- [Exercise goal]: Output every line below as it stands, dropping only the images.

== Segment start ==

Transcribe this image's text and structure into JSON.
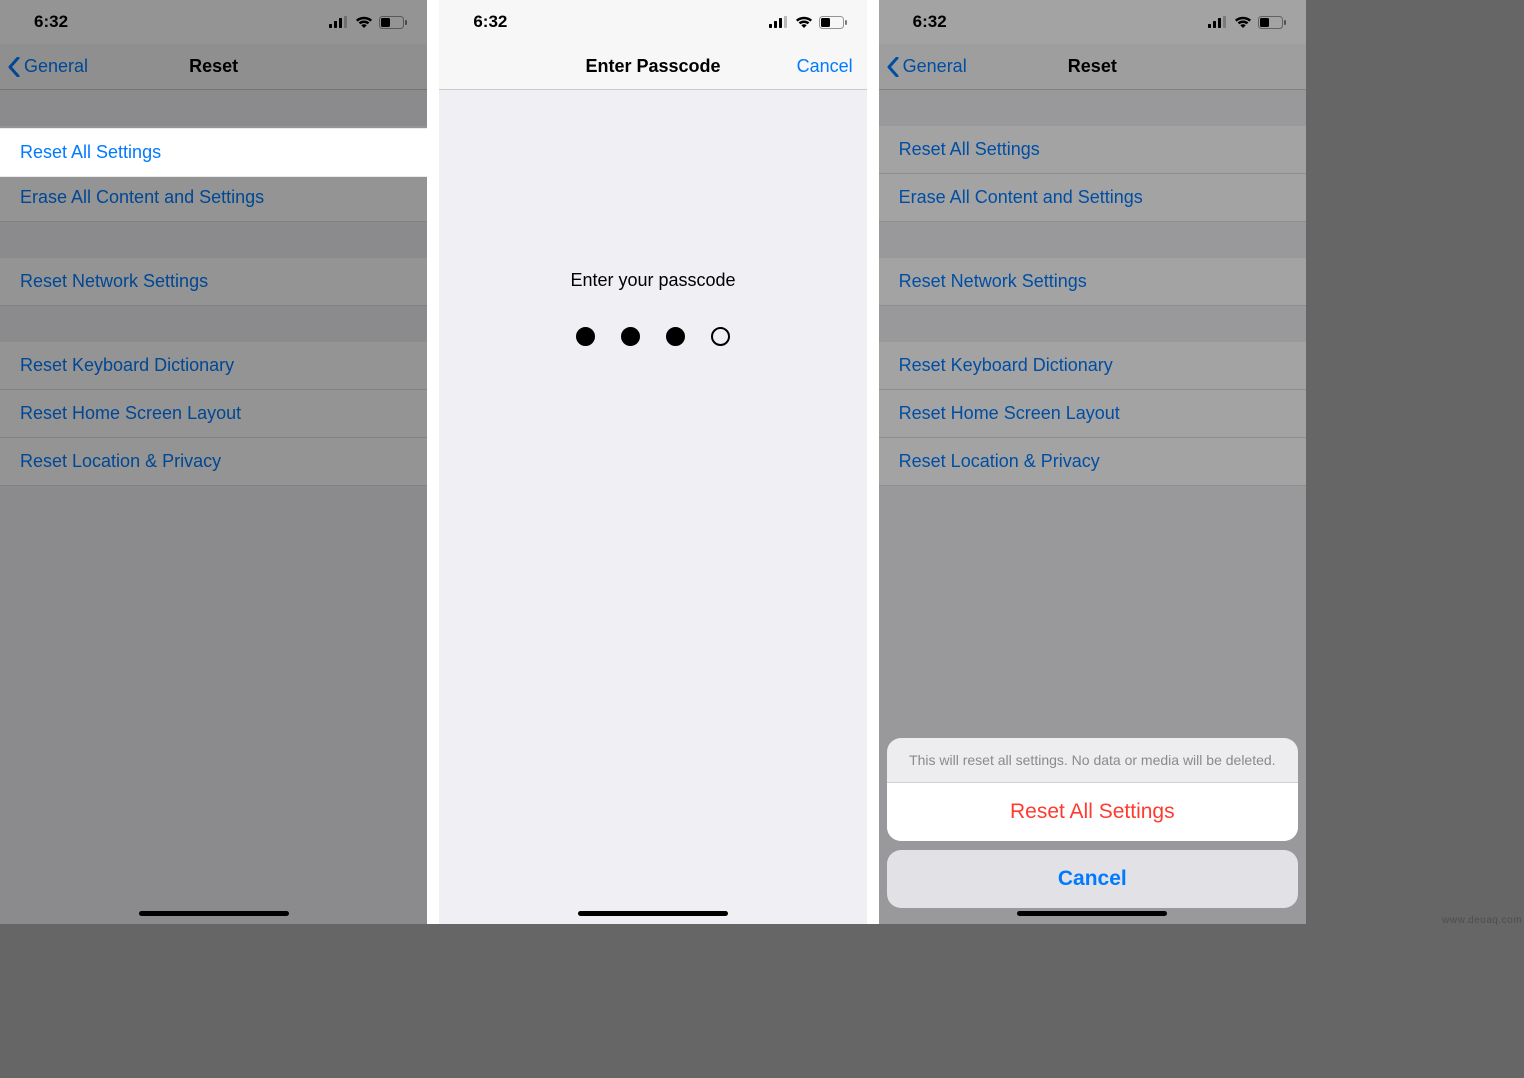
{
  "status": {
    "time": "6:32"
  },
  "panel1": {
    "back": "General",
    "title": "Reset",
    "rows": {
      "r0": "Reset All Settings",
      "r1": "Erase All Content and Settings",
      "r2": "Reset Network Settings",
      "r3": "Reset Keyboard Dictionary",
      "r4": "Reset Home Screen Layout",
      "r5": "Reset Location & Privacy"
    }
  },
  "panel2": {
    "title": "Enter Passcode",
    "cancel": "Cancel",
    "prompt": "Enter your passcode",
    "dots_filled": 3,
    "dots_total": 4
  },
  "panel3": {
    "back": "General",
    "title": "Reset",
    "rows": {
      "r0": "Reset All Settings",
      "r1": "Erase All Content and Settings",
      "r2": "Reset Network Settings",
      "r3": "Reset Keyboard Dictionary",
      "r4": "Reset Home Screen Layout",
      "r5": "Reset Location & Privacy"
    },
    "sheet": {
      "header": "This will reset all settings. No data or media will be deleted.",
      "confirm": "Reset All Settings",
      "cancel": "Cancel"
    }
  },
  "watermark": "www.deuaq.com"
}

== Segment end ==

- [Worked solution]:
Transcribe this image's text and structure into JSON.
{
  "status": {
    "time": "6:32"
  },
  "panel1": {
    "back": "General",
    "title": "Reset",
    "rows": {
      "r0": "Reset All Settings",
      "r1": "Erase All Content and Settings",
      "r2": "Reset Network Settings",
      "r3": "Reset Keyboard Dictionary",
      "r4": "Reset Home Screen Layout",
      "r5": "Reset Location & Privacy"
    }
  },
  "panel2": {
    "title": "Enter Passcode",
    "cancel": "Cancel",
    "prompt": "Enter your passcode",
    "dots_filled": 3,
    "dots_total": 4
  },
  "panel3": {
    "back": "General",
    "title": "Reset",
    "rows": {
      "r0": "Reset All Settings",
      "r1": "Erase All Content and Settings",
      "r2": "Reset Network Settings",
      "r3": "Reset Keyboard Dictionary",
      "r4": "Reset Home Screen Layout",
      "r5": "Reset Location & Privacy"
    },
    "sheet": {
      "header": "This will reset all settings. No data or media will be deleted.",
      "confirm": "Reset All Settings",
      "cancel": "Cancel"
    }
  },
  "watermark": "www.deuaq.com"
}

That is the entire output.